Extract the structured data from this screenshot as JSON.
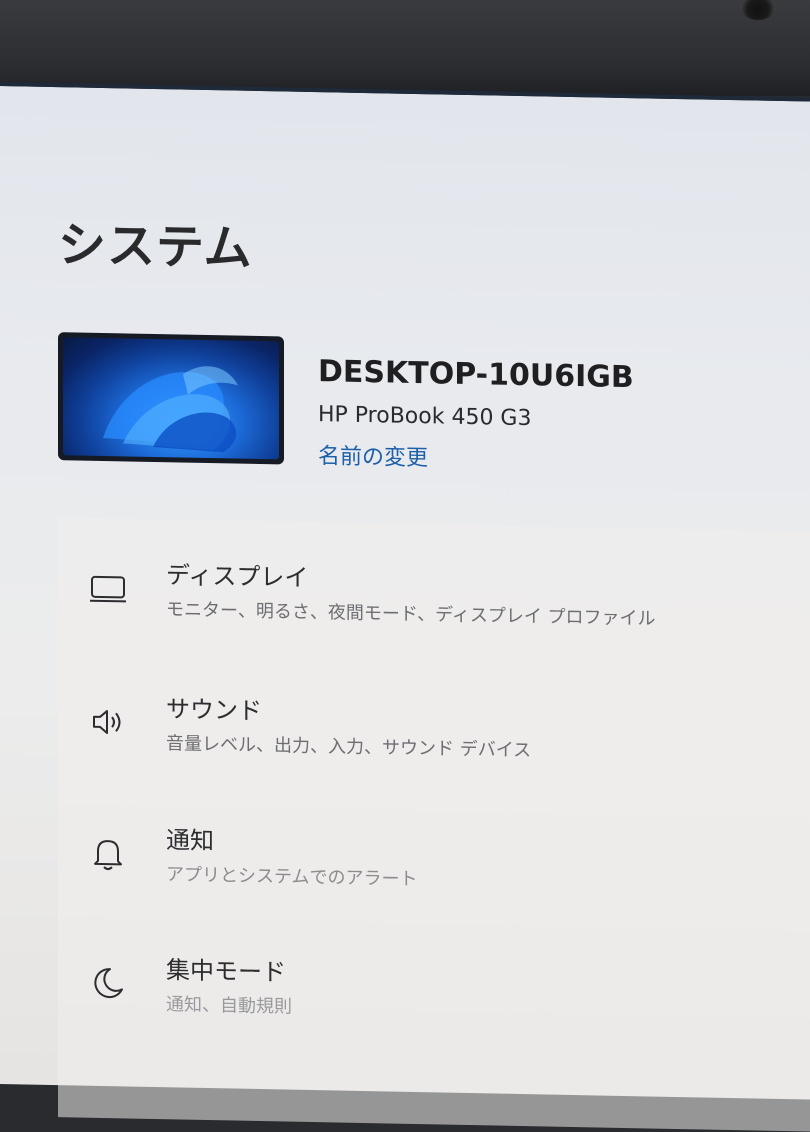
{
  "page": {
    "title": "システム"
  },
  "device": {
    "name": "DESKTOP-10U6IGB",
    "model": "HP ProBook 450 G3",
    "rename_label": "名前の変更"
  },
  "settings_items": [
    {
      "title": "ディスプレイ",
      "description": "モニター、明るさ、夜間モード、ディスプレイ プロファイル",
      "icon": "monitor-icon"
    },
    {
      "title": "サウンド",
      "description": "音量レベル、出力、入力、サウンド デバイス",
      "icon": "speaker-icon"
    },
    {
      "title": "通知",
      "description": "アプリとシステムでのアラート",
      "icon": "bell-icon"
    },
    {
      "title": "集中モード",
      "description": "通知、自動規則",
      "icon": "moon-icon"
    }
  ],
  "colors": {
    "link": "#1d5fa8",
    "title_text": "#2a2a2c",
    "secondary_text": "#6e6e72"
  }
}
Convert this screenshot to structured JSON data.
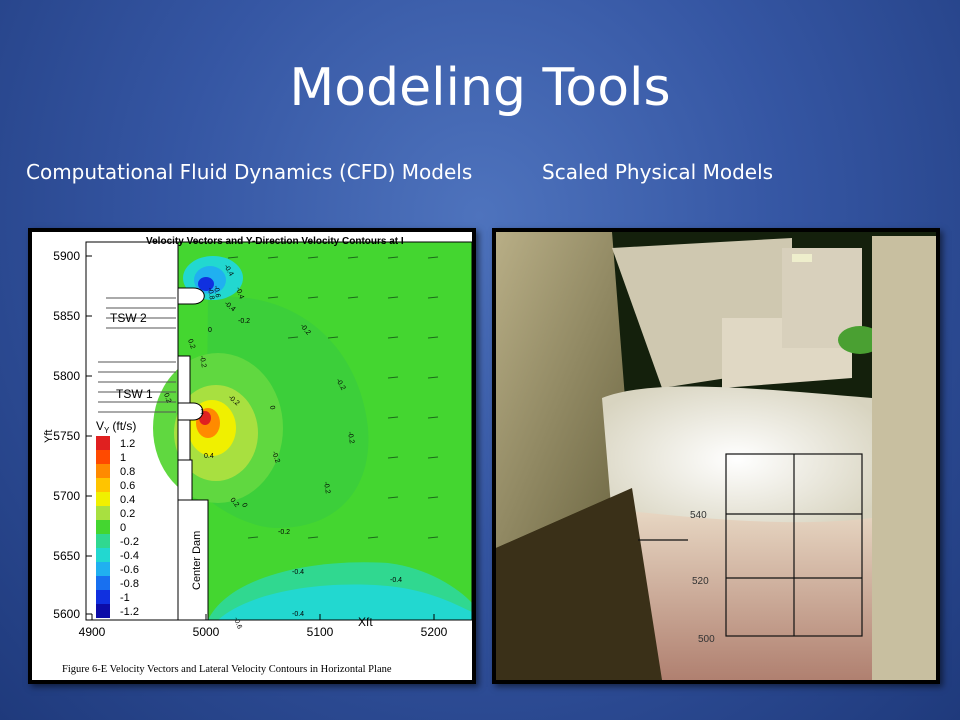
{
  "slide": {
    "title": "Modeling Tools",
    "left_heading": "Computational Fluid Dynamics (CFD) Models",
    "right_heading": "Scaled Physical Models"
  },
  "cfd_figure": {
    "plot_title": "Velocity Vectors and Y-Direction Velocity Contours at I",
    "caption": "Figure 6-E Velocity Vectors and Lateral Velocity Contours in Horizontal Plane",
    "x_label": "Xft",
    "y_label": "Yft",
    "x_ticks": [
      "4900",
      "5000",
      "5100",
      "5200"
    ],
    "y_ticks": [
      "5900",
      "5850",
      "5800",
      "5750",
      "5700",
      "5650",
      "5600"
    ],
    "legend_title": "V",
    "legend_subscript": "Y",
    "legend_units": "(ft/s)",
    "legend_values": [
      "1.2",
      "1",
      "0.8",
      "0.6",
      "0.4",
      "0.2",
      "0",
      "-0.2",
      "-0.4",
      "-0.6",
      "-0.8",
      "-1",
      "-1.2"
    ],
    "legend_colors": [
      "#e02020",
      "#ff4a00",
      "#ff8a00",
      "#ffc400",
      "#f0f000",
      "#a8e040",
      "#44d630",
      "#30d890",
      "#22d8d0",
      "#20b0f0",
      "#1870f0",
      "#1030e0",
      "#0c0ca8"
    ],
    "label_tsw2": "TSW 2",
    "label_tsw1": "TSW 1",
    "label_dam": "Center Dam",
    "contour_labels": [
      "-0.4",
      "-0.6",
      "-0.8",
      "-0.4",
      "-0.4",
      "-0.2",
      "-0.2",
      "0",
      "0.2",
      "-0.2",
      "-0.2",
      "0.2",
      "-0.2",
      "1",
      "-0.2",
      "0",
      "0.4",
      "-0.2",
      "-0.2",
      "0",
      "0.2",
      "-0.2",
      "-0.4",
      "-0.4",
      "-0.6",
      "-0.4"
    ]
  },
  "photo": {
    "grid_numbers": [
      "540",
      "520",
      "500"
    ]
  },
  "colors": {
    "background": "#3556a3",
    "cfd_green": "#44d630"
  }
}
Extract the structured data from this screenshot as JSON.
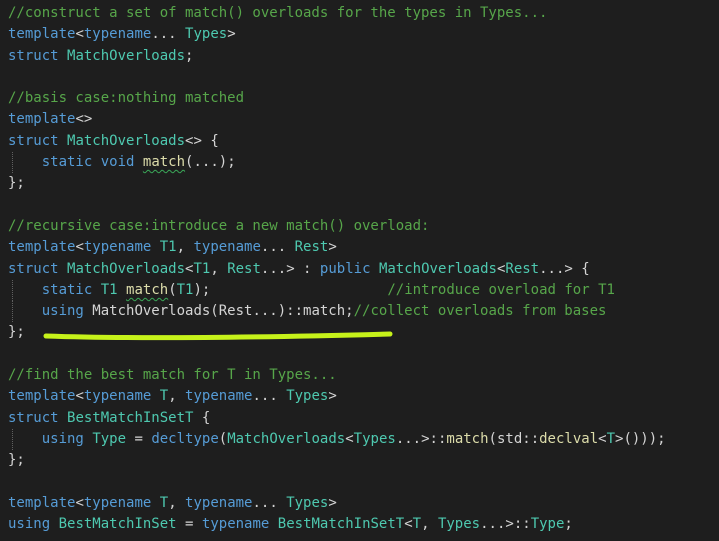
{
  "code": {
    "lines": [
      [
        {
          "t": "//construct a set of match() overloads for the types in Types...",
          "c": "comment"
        }
      ],
      [
        {
          "t": "template",
          "c": "keyword"
        },
        {
          "t": "<",
          "c": "plain"
        },
        {
          "t": "typename",
          "c": "keyword"
        },
        {
          "t": "... ",
          "c": "plain"
        },
        {
          "t": "Types",
          "c": "type"
        },
        {
          "t": ">",
          "c": "plain"
        }
      ],
      [
        {
          "t": "struct",
          "c": "keyword"
        },
        {
          "t": " ",
          "c": "plain"
        },
        {
          "t": "MatchOverloads",
          "c": "type"
        },
        {
          "t": ";",
          "c": "plain"
        }
      ],
      [],
      [
        {
          "t": "//basis case:nothing matched",
          "c": "comment"
        }
      ],
      [
        {
          "t": "template",
          "c": "keyword"
        },
        {
          "t": "<>",
          "c": "plain"
        }
      ],
      [
        {
          "t": "struct",
          "c": "keyword"
        },
        {
          "t": " ",
          "c": "plain"
        },
        {
          "t": "MatchOverloads",
          "c": "type"
        },
        {
          "t": "<> {",
          "c": "plain"
        }
      ],
      [
        {
          "t": "    ",
          "c": "plain"
        },
        {
          "t": "static",
          "c": "keyword"
        },
        {
          "t": " ",
          "c": "plain"
        },
        {
          "t": "void",
          "c": "keyword"
        },
        {
          "t": " ",
          "c": "plain"
        },
        {
          "t": "match",
          "c": "func",
          "squiggle": true
        },
        {
          "t": "(...);",
          "c": "plain"
        }
      ],
      [
        {
          "t": "};",
          "c": "plain"
        }
      ],
      [],
      [
        {
          "t": "//recursive case:introduce a new match() overload:",
          "c": "comment"
        }
      ],
      [
        {
          "t": "template",
          "c": "keyword"
        },
        {
          "t": "<",
          "c": "plain"
        },
        {
          "t": "typename",
          "c": "keyword"
        },
        {
          "t": " ",
          "c": "plain"
        },
        {
          "t": "T1",
          "c": "type"
        },
        {
          "t": ", ",
          "c": "plain"
        },
        {
          "t": "typename",
          "c": "keyword"
        },
        {
          "t": "... ",
          "c": "plain"
        },
        {
          "t": "Rest",
          "c": "type"
        },
        {
          "t": ">",
          "c": "plain"
        }
      ],
      [
        {
          "t": "struct",
          "c": "keyword"
        },
        {
          "t": " ",
          "c": "plain"
        },
        {
          "t": "MatchOverloads",
          "c": "type"
        },
        {
          "t": "<",
          "c": "plain"
        },
        {
          "t": "T1",
          "c": "type"
        },
        {
          "t": ", ",
          "c": "plain"
        },
        {
          "t": "Rest",
          "c": "type"
        },
        {
          "t": "...> : ",
          "c": "plain"
        },
        {
          "t": "public",
          "c": "keyword"
        },
        {
          "t": " ",
          "c": "plain"
        },
        {
          "t": "MatchOverloads",
          "c": "type"
        },
        {
          "t": "<",
          "c": "plain"
        },
        {
          "t": "Rest",
          "c": "type"
        },
        {
          "t": "...> {",
          "c": "plain"
        }
      ],
      [
        {
          "t": "    ",
          "c": "plain"
        },
        {
          "t": "static",
          "c": "keyword"
        },
        {
          "t": " ",
          "c": "plain"
        },
        {
          "t": "T1",
          "c": "type"
        },
        {
          "t": " ",
          "c": "plain"
        },
        {
          "t": "match",
          "c": "func",
          "squiggle": true
        },
        {
          "t": "(",
          "c": "plain"
        },
        {
          "t": "T1",
          "c": "type"
        },
        {
          "t": ");                     ",
          "c": "plain"
        },
        {
          "t": "//introduce overload for T1",
          "c": "comment"
        }
      ],
      [
        {
          "t": "    ",
          "c": "plain"
        },
        {
          "t": "using",
          "c": "keyword"
        },
        {
          "t": " MatchOverloads(Rest...)::match;",
          "c": "plain"
        },
        {
          "t": "//collect overloads from bases",
          "c": "comment"
        }
      ],
      [
        {
          "t": "};",
          "c": "plain"
        }
      ],
      [],
      [
        {
          "t": "//find the best match for T in Types...",
          "c": "comment"
        }
      ],
      [
        {
          "t": "template",
          "c": "keyword"
        },
        {
          "t": "<",
          "c": "plain"
        },
        {
          "t": "typename",
          "c": "keyword"
        },
        {
          "t": " ",
          "c": "plain"
        },
        {
          "t": "T",
          "c": "type"
        },
        {
          "t": ", ",
          "c": "plain"
        },
        {
          "t": "typename",
          "c": "keyword"
        },
        {
          "t": "... ",
          "c": "plain"
        },
        {
          "t": "Types",
          "c": "type"
        },
        {
          "t": ">",
          "c": "plain"
        }
      ],
      [
        {
          "t": "struct",
          "c": "keyword"
        },
        {
          "t": " ",
          "c": "plain"
        },
        {
          "t": "BestMatchInSetT",
          "c": "type"
        },
        {
          "t": " {",
          "c": "plain"
        }
      ],
      [
        {
          "t": "    ",
          "c": "plain"
        },
        {
          "t": "using",
          "c": "keyword"
        },
        {
          "t": " ",
          "c": "plain"
        },
        {
          "t": "Type",
          "c": "type"
        },
        {
          "t": " = ",
          "c": "plain"
        },
        {
          "t": "decltype",
          "c": "keyword"
        },
        {
          "t": "(",
          "c": "plain"
        },
        {
          "t": "MatchOverloads",
          "c": "type"
        },
        {
          "t": "<",
          "c": "plain"
        },
        {
          "t": "Types",
          "c": "type"
        },
        {
          "t": "...>::",
          "c": "plain"
        },
        {
          "t": "match",
          "c": "func"
        },
        {
          "t": "(std::",
          "c": "plain"
        },
        {
          "t": "declval",
          "c": "func"
        },
        {
          "t": "<",
          "c": "plain"
        },
        {
          "t": "T",
          "c": "type"
        },
        {
          "t": ">()));",
          "c": "plain"
        }
      ],
      [
        {
          "t": "};",
          "c": "plain"
        }
      ],
      [],
      [
        {
          "t": "template",
          "c": "keyword"
        },
        {
          "t": "<",
          "c": "plain"
        },
        {
          "t": "typename",
          "c": "keyword"
        },
        {
          "t": " ",
          "c": "plain"
        },
        {
          "t": "T",
          "c": "type"
        },
        {
          "t": ", ",
          "c": "plain"
        },
        {
          "t": "typename",
          "c": "keyword"
        },
        {
          "t": "... ",
          "c": "plain"
        },
        {
          "t": "Types",
          "c": "type"
        },
        {
          "t": ">",
          "c": "plain"
        }
      ],
      [
        {
          "t": "using",
          "c": "keyword"
        },
        {
          "t": " ",
          "c": "plain"
        },
        {
          "t": "BestMatchInSet",
          "c": "type"
        },
        {
          "t": " = ",
          "c": "plain"
        },
        {
          "t": "typename",
          "c": "keyword"
        },
        {
          "t": " ",
          "c": "plain"
        },
        {
          "t": "BestMatchInSetT",
          "c": "type"
        },
        {
          "t": "<",
          "c": "plain"
        },
        {
          "t": "T",
          "c": "type"
        },
        {
          "t": ", ",
          "c": "plain"
        },
        {
          "t": "Types",
          "c": "type"
        },
        {
          "t": "...>::",
          "c": "plain"
        },
        {
          "t": "Type",
          "c": "type"
        },
        {
          "t": ";",
          "c": "plain"
        }
      ]
    ]
  },
  "colors": {
    "background": "#1e1e1e",
    "comment": "#57a64a",
    "keyword": "#569cd6",
    "type": "#4ec9b0",
    "function": "#dcdcaa",
    "plain": "#d4d4d4",
    "highlighter": "#c6f21a"
  }
}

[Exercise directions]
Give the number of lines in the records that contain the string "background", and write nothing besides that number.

[Worked solution]
2